Bethlehem Press

Sunday, May 31, 2020

NOR CO

Wednesday, September 26, 2012 by The Press in Local News

Backed by a strong presence from Nazareth Ambulance Corps (NAC) employees, a paramedic's well-delivered speech convinced Northampton County Council to delay its decision to award a contract for Gracedale residents to LifeStar Response, a non-emergency medical transport service.

Council's unanimous decision will allow NAC to meet with Gracedale's administration, county council representatives and county human services administrators to review the local corps' contract bid to see how far apart the contract amounts are. Clapping from the three dozen NAC uniformed paramedics attending the meeting demonstrated a positive response to council's decision.

Current contract holder Nazareth Ambulance Corps was one of five companies evaluated for a potential three-year contract. Set to expire Oct. 31, the Nazareth medical transport service could possibly lose its bid to LifeStar for non-emergency transport services, but the Nazareth ambulance company would retain all emergency calls placed by Gracedale.

Mike Snyder, a NAC paramedic, urged council to delay its decision to award the contract to LifeStar, saying while LifeStar may save the county money, it could cost lives and would definitely cost jobs. Snyder, a 15-year NAC member, told council members at their Sept. 20 meeting that a lot of local people's jobs depend on this contract.

"We need these jobs here in this community," Snyder said. In describing the bond the local company has with Gracedale's residents, Snyder added, "LifeStar has no vested interest in this community."

According to the procurement notice, Gracedale's administration had recommended LifeStar with a one-year contract of $315,600, which would amount to $946,800 if extended to a three-year contract.

Council has directed the Stoffa administration to re-evaluate the bids, to see how large the gap is between the two bids as well as the compensation packages for LifeStar employees.

While county Executive John Stoffa did not weigh in on the contract dispute at the meeting, he did explain after the meeting that LifeStar had received the recommendation of county council's finance committee, with the exception of Councilman Tom Dietrich, before being presented to council. Council needs to approve by resolution any contract exceeding $100,000.
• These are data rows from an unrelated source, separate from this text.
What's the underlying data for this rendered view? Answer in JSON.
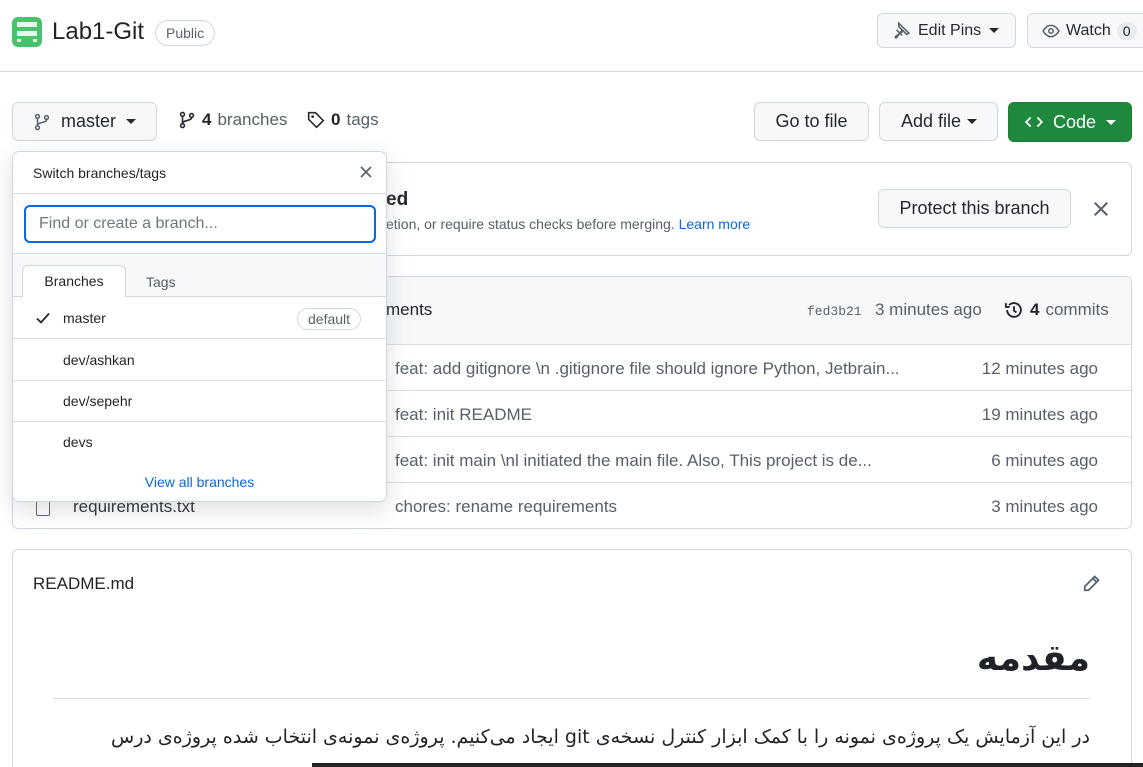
{
  "repo": {
    "name": "Lab1-Git",
    "visibility": "Public",
    "edit_pins_label": "Edit Pins",
    "watch_label": "Watch",
    "watch_count": "0"
  },
  "toolbar": {
    "branch_button": "master",
    "branches_count": "4",
    "branches_label": "branches",
    "tags_count": "0",
    "tags_label": "tags",
    "go_to_file": "Go to file",
    "add_file": "Add file",
    "code": "Code"
  },
  "protect": {
    "title_partial": "ed",
    "description_partial": "etion, or require status checks before merging.",
    "learn_more": "Learn more",
    "button": "Protect this branch"
  },
  "latest_commit": {
    "message_partial": "ments",
    "sha": "fed3b21",
    "time": "3 minutes ago",
    "commits_count": "4",
    "commits_label": "commits"
  },
  "files": [
    {
      "name": "",
      "commit": "feat: add gitignore \\n .gitignore file should ignore Python, Jetbrain...",
      "age": "12 minutes ago"
    },
    {
      "name": "",
      "commit": "feat: init README",
      "age": "19 minutes ago"
    },
    {
      "name": "",
      "commit": "feat: init main \\nl initiated the main file. Also, This project is de...",
      "age": "6 minutes ago"
    },
    {
      "name": "requirements.txt",
      "commit": "chores: rename requirements",
      "age": "3 minutes ago"
    }
  ],
  "readme": {
    "filename": "README.md",
    "heading": "مقدمه",
    "paragraph": "در این آزمایش یک پروژه‌ی نمونه را با کمک ابزار کنترل نسخه‌ی git ایجاد می‌کنیم. پروژه‌ی نمونه‌ی انتخاب شده پروژه‌ی درس"
  },
  "dropdown": {
    "title": "Switch branches/tags",
    "search_placeholder": "Find or create a branch...",
    "tab_branches": "Branches",
    "tab_tags": "Tags",
    "items": [
      {
        "label": "master",
        "badge": "default"
      },
      {
        "label": "dev/ashkan"
      },
      {
        "label": "dev/sepehr"
      },
      {
        "label": "devs"
      }
    ],
    "view_all": "View all branches"
  },
  "colors": {
    "accent_green": "#1f883d",
    "link_blue": "#0969da",
    "border": "#d0d7de"
  }
}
Stoffa reviewed the evaluating panel's comments on the bids, which said LifeStar already had a contract with Allentown's Phoebe Home and they were satisfied with the service. An evaluator who generally supported the current contract holder also preferred LifeStar because of the better pricing, more in-depth staff, huge fleet of vehicles and personal service.

Stoffa said that LifeStar would save the county $100,000 over three years; their bid was $30,000 a year under the Nazareth Ambulance Corps bid.

If the county's goal is to try to keep Gracedale as a county-owned nursing home and keep taxes down, price needs to play a role in a competitive bidding process, added the county executive.

Council's next regular meeting is at 6:30 p.m. Oct. 4 at Northampton County Courthouse's third floor, 669 Washington St., Easton.